"Societal conditioning teaches that public discourse on politics is always vitriol and should be avoided, but then asks young people to take up the power of the vote. Mass media distracts them with other pursuits and only occasionally reminds them to get involved.
"Young people are rejected from leadership positions and are then blamed for failing to cast their ballot on election day. To build a stronger youth movement, leaders must empower young leaders and include them in the process."
Brooks was awarded the Harvey Milk Leadership Award in 2009, and was entered into the prestigious line of saints of the San Diego Sisters of Perpetual Indulgence.
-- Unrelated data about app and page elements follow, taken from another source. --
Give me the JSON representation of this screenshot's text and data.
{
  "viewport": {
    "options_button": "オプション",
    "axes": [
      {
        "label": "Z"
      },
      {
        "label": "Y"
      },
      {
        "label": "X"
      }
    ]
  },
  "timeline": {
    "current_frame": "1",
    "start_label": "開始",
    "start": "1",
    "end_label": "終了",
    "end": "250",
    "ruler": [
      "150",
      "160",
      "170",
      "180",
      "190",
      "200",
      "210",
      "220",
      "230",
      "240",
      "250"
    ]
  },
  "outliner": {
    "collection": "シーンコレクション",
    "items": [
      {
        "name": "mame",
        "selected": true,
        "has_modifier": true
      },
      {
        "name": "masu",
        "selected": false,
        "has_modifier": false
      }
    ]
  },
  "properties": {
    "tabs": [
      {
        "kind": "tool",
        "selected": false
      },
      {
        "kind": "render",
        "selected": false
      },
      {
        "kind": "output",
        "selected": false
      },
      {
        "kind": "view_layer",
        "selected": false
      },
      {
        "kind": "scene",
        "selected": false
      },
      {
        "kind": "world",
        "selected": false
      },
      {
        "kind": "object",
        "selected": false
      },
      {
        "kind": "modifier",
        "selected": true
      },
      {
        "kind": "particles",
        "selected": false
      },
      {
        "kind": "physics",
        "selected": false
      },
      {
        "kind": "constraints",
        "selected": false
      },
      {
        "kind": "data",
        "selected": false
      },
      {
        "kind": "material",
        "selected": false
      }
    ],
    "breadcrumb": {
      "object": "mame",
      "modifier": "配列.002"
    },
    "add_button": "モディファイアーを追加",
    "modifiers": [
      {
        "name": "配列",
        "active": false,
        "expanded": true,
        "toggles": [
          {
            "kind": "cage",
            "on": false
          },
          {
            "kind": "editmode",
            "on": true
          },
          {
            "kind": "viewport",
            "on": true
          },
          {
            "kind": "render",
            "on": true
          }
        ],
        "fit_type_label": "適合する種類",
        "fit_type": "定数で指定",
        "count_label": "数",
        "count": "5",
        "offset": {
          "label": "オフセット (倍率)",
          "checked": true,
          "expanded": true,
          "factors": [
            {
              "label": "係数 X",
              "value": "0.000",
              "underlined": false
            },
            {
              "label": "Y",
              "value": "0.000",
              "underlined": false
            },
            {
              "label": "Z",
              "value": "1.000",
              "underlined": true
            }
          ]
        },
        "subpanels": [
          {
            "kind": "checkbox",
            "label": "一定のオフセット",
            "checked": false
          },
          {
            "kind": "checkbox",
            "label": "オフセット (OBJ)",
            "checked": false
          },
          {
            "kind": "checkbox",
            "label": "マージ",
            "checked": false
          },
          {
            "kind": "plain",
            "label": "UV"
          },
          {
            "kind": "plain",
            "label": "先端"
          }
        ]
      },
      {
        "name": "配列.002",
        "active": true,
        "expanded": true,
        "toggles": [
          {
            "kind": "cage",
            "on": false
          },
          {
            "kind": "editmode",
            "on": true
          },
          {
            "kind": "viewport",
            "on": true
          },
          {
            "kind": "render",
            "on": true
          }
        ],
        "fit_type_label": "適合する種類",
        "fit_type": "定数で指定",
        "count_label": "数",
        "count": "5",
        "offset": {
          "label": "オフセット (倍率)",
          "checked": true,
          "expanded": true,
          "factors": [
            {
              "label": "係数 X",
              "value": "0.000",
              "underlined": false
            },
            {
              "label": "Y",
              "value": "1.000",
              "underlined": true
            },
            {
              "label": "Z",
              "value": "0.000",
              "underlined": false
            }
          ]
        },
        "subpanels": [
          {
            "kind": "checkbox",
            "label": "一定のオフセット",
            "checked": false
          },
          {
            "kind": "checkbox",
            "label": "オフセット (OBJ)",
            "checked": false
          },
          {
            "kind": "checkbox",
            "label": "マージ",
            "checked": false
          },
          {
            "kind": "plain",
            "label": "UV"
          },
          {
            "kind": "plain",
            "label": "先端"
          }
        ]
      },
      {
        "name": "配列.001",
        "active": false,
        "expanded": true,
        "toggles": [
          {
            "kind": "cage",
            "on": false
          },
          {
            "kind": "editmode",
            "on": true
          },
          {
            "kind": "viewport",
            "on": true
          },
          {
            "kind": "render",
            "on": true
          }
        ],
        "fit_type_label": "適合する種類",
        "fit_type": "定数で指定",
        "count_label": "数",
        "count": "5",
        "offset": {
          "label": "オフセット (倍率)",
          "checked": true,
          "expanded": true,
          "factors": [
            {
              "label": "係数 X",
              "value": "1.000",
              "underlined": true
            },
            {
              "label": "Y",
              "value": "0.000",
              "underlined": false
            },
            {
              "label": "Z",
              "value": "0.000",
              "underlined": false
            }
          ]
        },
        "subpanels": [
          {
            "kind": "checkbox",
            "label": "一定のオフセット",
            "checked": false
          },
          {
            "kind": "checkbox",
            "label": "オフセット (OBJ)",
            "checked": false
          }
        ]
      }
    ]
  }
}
SDEC was also honored in 2009 by being named one of the Community Grand Marshals of San Diego Pride.
She considers Lambda Archives an important asset for the LGBT people because the community has a duty to preserve their own history.
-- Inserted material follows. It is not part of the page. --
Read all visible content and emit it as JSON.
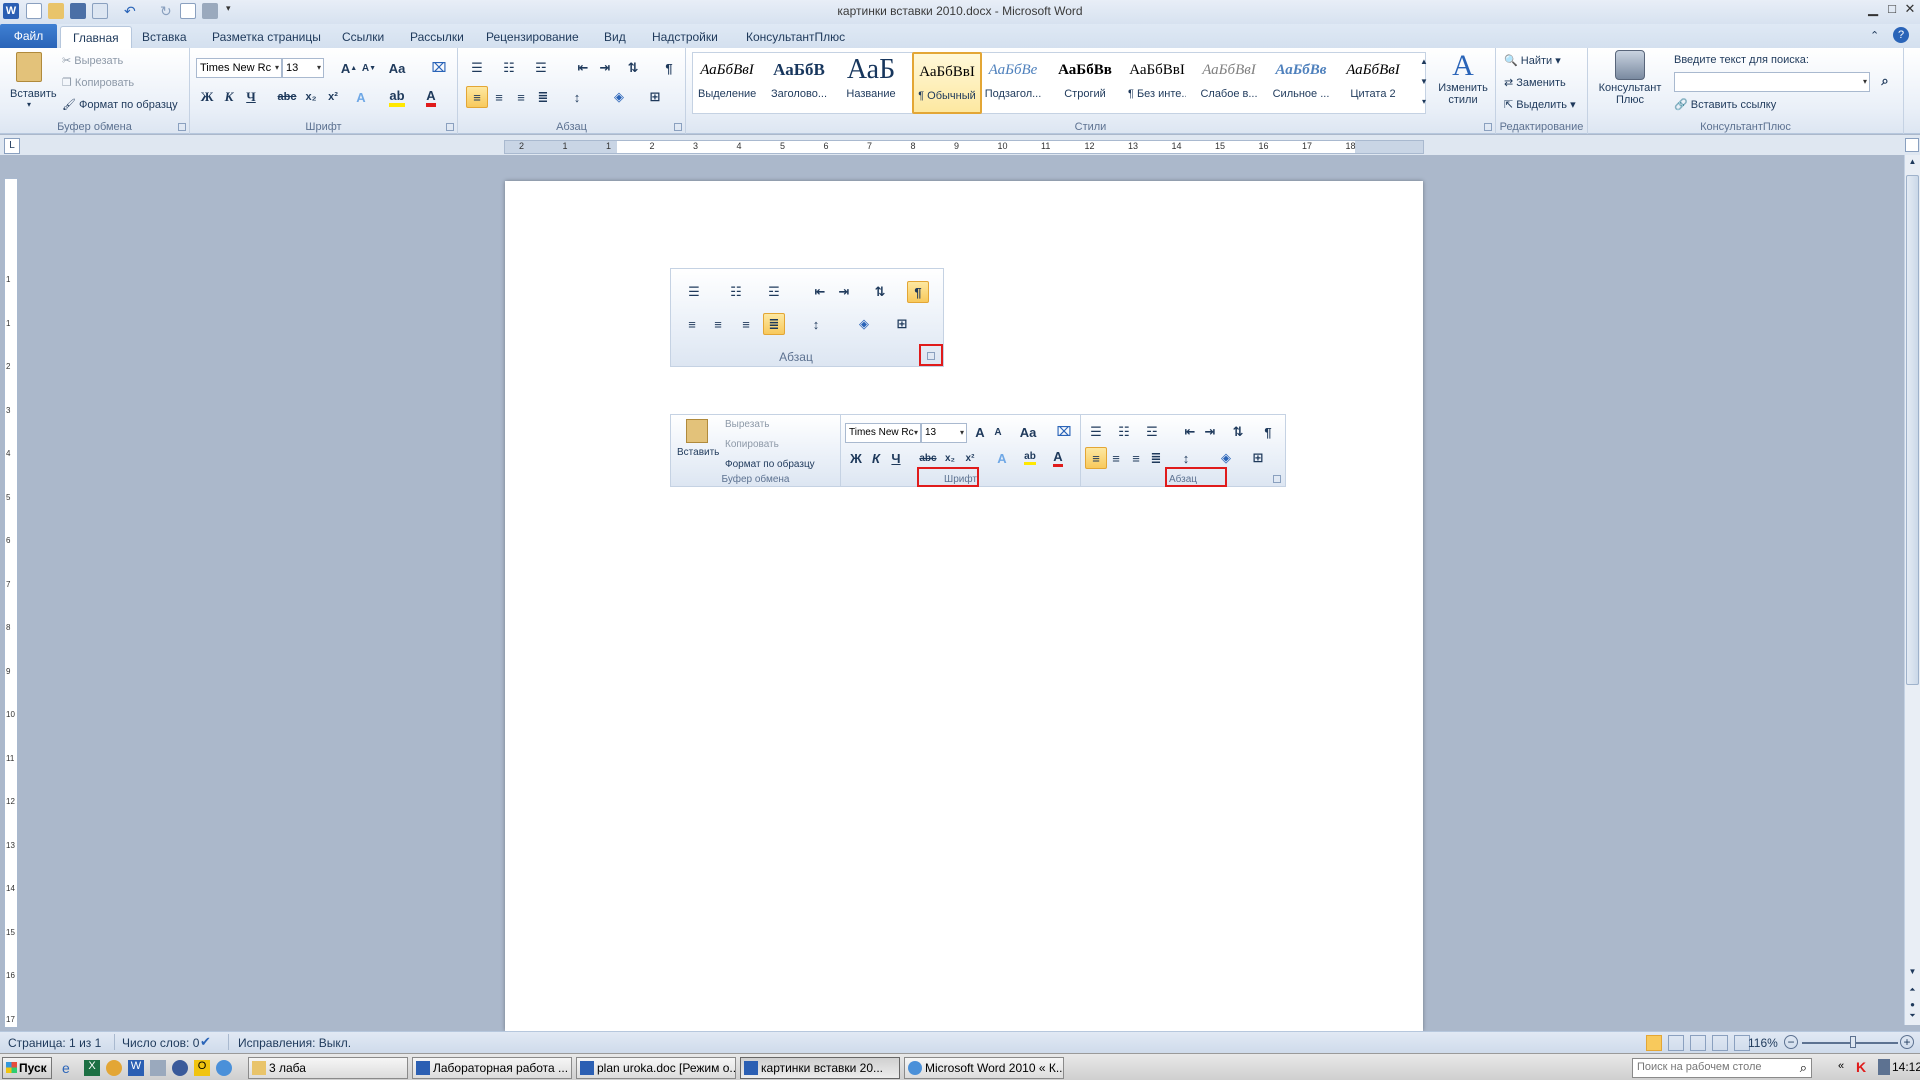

"Lambda Archives offers the community an invaluable collection of San Diego's history and the very important role we have played in the LGBT movement," she said.
"The first generation of leaders, of pioneers, is aging. Without recording their stories, the stories of our origins will be lost. We must use the resources of the archives to study the history of our movement. Unless we study the places we have been, the victories and the defeats, we will move forward with incomplete information."
Of her 2011 Heroes, Pioneers, and Trailblazers award, Brooks is honored that Lambda Archives would consider her someone worthy of recognition.
"That Lambda Archives would honor me in such a public way like this is very moving," she said. "I am also glad to be included with such an amazing group of leaders. Among the awardees are people I respect and have often turned to for advice. To be honored along side them is deeply meaningful for me. I am happy that I have been able to give as much of myself as I have, to the LGBT community in San Diego.”
About Lambda Archives of San Diego (LASD)
LASD’s mission is to "collect, preserve and teach" the history of LGBT people in the San Diego and Northern Baja California region. Although most of the collections date to post-1970, there are original materials dating back to the 1930s.
LASD believes that history is best served by the records and cultural artifacts of those people who are directly involved in its events, so its staff has dedicated itself to preserving and interpreting this important historical record since its establishment in 1987. LASD is an all-volunteer, nonprofit corporation governed by a volunteer board of directors and has one of the largest collections of LGBT history in the country.
LASD honoree selection process
The fundraising gala -- which first debuted in 2007 -- recognizes individuals, both locally and nationally, who have made a difference in the lives of LGBT persons through their dedication, commitment, financial resources and/or political participation.
The LASD board chooses honorees based on a criterion that focuses on diversity, by including individuals from diverse segments of the community, and from a broad spectrum of individual characteristics such as ethnicity, race, LGBT identification, etc.
As is customary for the board, nominees who have received other major honors this year, or who could not attend the event, were held out for future consideration. Although no public call for nominations currently exists, the board considers any nomination from the community to be equal to those made by its members.
This year's list of nominees was narrowed down from 20 individuals to the 12 adults and one youth that were selected for recognition. Those that were not selected this year are automatically added to the list of people to be considered next year.
Previous honorees include business professionals, activists and people like state Sen. Christine Kehoe, Cleve Jones, Tom Reise, Fritz Klein and SDGLN contributor Ben Cartwright.
About this year's Gala
More people than ever before have already RSVP'd for the event, and the event's organizers say some "exciting" announcements are planned.
In addition, selections from Lambda's extensive exhibit at City Hall last summer, "A Celebration of LGBT History," will be on display in The Center's library the night of the event.